Charlie Bartlett (2007) available on Amazon Prime and free with add on Tubi

Arguably the best remaining document of the formidable, gone-too-soon talent of Anton Yelchin, this Robert Downey Jr.-co-starring drama harnesses a '70s Hal Ashby vibe while allowing the Russian-born actor to develop perhaps his most fully-fleshed-out role. 

The film follows Charlie (Yelchin), a wealthy young man who, after he is kicked out of a number of private schools, is sent to a public school and quickly becomes the school's de facto therapist by offering to have meaningful conversations with students in the bathroom, and supply them with drugs when he thinks they might help. Charlie has been seeing psychiatrists for years and has perfected his technique of attaining prescriptions, allowing him to be fully stocked with a variety of drugs that may be of use to his fellow students struggling with a variety of mental health issues. Of course, things can't remain so simple, and the movie takes a turn when one student attempts to overdose with drugs that Charlie supplied.

Despite such dark turns, the movie maintains an impressively light tone while commenting on the issues of mental health. In addition to Yelchin and Downey (who plays the principal of Charlie's new school), the film features memorable work from Kat Dennings and Hope Davis.

If you or anyone you know is having suicidal thoughts, please call the National Suicide Prevention Lifeline​ at​ 1-800-273-TALK (8255)​.

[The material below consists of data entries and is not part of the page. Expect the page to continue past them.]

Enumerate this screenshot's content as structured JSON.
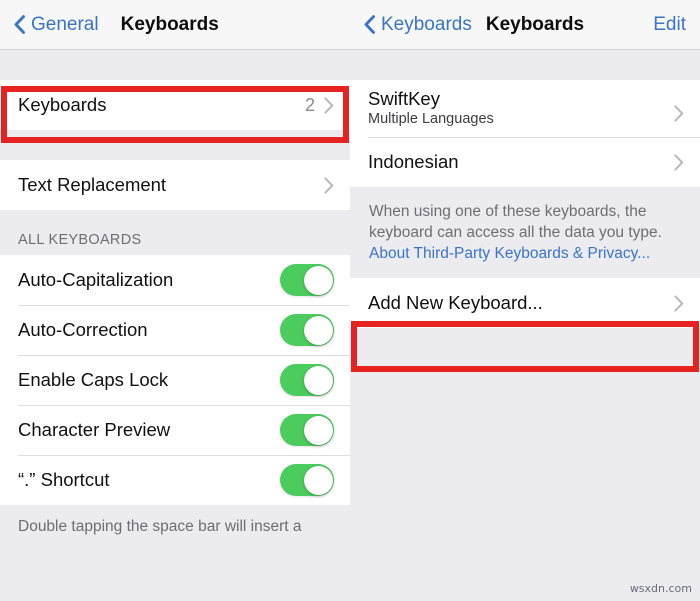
{
  "left_panel": {
    "navbar": {
      "back_label": "General",
      "title": "Keyboards",
      "back_icon": "chevron-left-icon"
    },
    "keyboards_group": [
      {
        "label": "Keyboards",
        "value": "2",
        "accessory": "chevron-right-icon",
        "highlighted": true
      }
    ],
    "text_replacement_group": [
      {
        "label": "Text Replacement",
        "value": "",
        "accessory": "chevron-right-icon"
      }
    ],
    "section_header": "ALL KEYBOARDS",
    "toggle_rows": [
      {
        "label": "Auto-Capitalization",
        "state": "on"
      },
      {
        "label": "Auto-Correction",
        "state": "on"
      },
      {
        "label": "Enable Caps Lock",
        "state": "on"
      },
      {
        "label": "Character Preview",
        "state": "on"
      },
      {
        "label": "“.” Shortcut",
        "state": "on"
      }
    ],
    "footer_note": "Double tapping the space bar will insert a"
  },
  "right_panel": {
    "navbar": {
      "back_label": "Keyboards",
      "title": "Keyboards",
      "edit_label": "Edit",
      "back_icon": "chevron-left-icon"
    },
    "keyboard_list": [
      {
        "name": "SwiftKey",
        "subtitle": "Multiple Languages",
        "accessory": "chevron-right-icon"
      },
      {
        "name": "Indonesian",
        "subtitle": "",
        "accessory": "chevron-right-icon"
      }
    ],
    "privacy_note": {
      "text": "When using one of these keyboards, the keyboard can access all the data you type. ",
      "link_text": "About Third-Party Keyboards & Privacy..."
    },
    "add_group": [
      {
        "label": "Add New Keyboard...",
        "accessory": "chevron-right-icon",
        "highlighted": true
      }
    ]
  },
  "watermark": "wsxdn.com",
  "colors": {
    "accent_blue": "#3b74c4",
    "toggle_green": "#4ccc5e",
    "highlight_red": "#e52421",
    "background": "#ebebf0",
    "row_background": "#ffffff",
    "secondary_text": "#6d6d72"
  }
}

The Serpent and the Rainbow (1998) available on Shudder

Wes Craven is a horror legend for bringing us the cult classics "The Last House on the Left" and "The Hills Have Eyes" and launching two of the most enduring horror franchises with "A Nightmare on Elm Street" and "Scream," but this lesser known effort, viewed as a dud upon its release, deserves another look.

"The Serpent and the Rainbow" is loosely based on the Wade Davis book of the same name, which chronicles his investigations into cases of zombies in Haiti. The movie takes its source material and turns it into something beautifully atmospheric and horrifying, with doctor Dennis Alan (Bill Pullman) sent to Haiti by a corporation that seeks to capitalize on underground drugs that render its users catatonic but (somewhat) alive. In Haiti, Dennis is partnered with beautiful doctor Marielle Duchamp (Cathy Tyson), and their investigation takes them through a world of magic equally alluring and frightening. Alongside this dive into the world of voodoo and zombies, the film also tackles the political horrors Haiti faced in the early 1980s, as Dennis and Marielle are hunted down by Captain Dargent Peytraud (Zakes Mokae), who doesn't want them stirring up trouble.

Craven brought his immense talent in creating beautifully terrifying dreams to this little-seen project, crafting tense horror setpieces while building a true sense of dread; the resulting film ranks among his best, and is a must see for horror enthusiasts.

I Blame Society (2020) available on Shudder and free with ads on Tubi

There's truly nothing else like this film, which begins as documentary found footage depicting a young woman named Gillian (writer/director/star Gillian Wallace Horvat) who is interested in making a movie, but soon becomes something far less common, and more unsettling.

One day, when Gillian is on a hike with her friend Chase (Chase Williamson), she accidentally kills him by sharing food that he's deathly allergic to. But it's in this moment that she finds a new focus for her film: murder. Gillian then begins to stalk and break into people's homes, often engaging them in conversation before taking their lives on camera for her movie. But despite this horrifying, "Man Bites Dog"-like premise, Horvat never loses the improvisational comedy feel that initially feels so inviting. It's an incredible feat for any movie to make such a hard left turn and pull it off, but it's especially amazing for a micro-budget found footage horror film, a conceit that has become overused and abused in the decades since "Blair Witch" blew it up.

"I Blame Society" is a movie equally appealing to horror fans, comedy enthusiasts, and anyone interested in making movies. It's a wonder that this is Horvat's first feature, and hopefully there are many more ahead if this is an indication of her talents.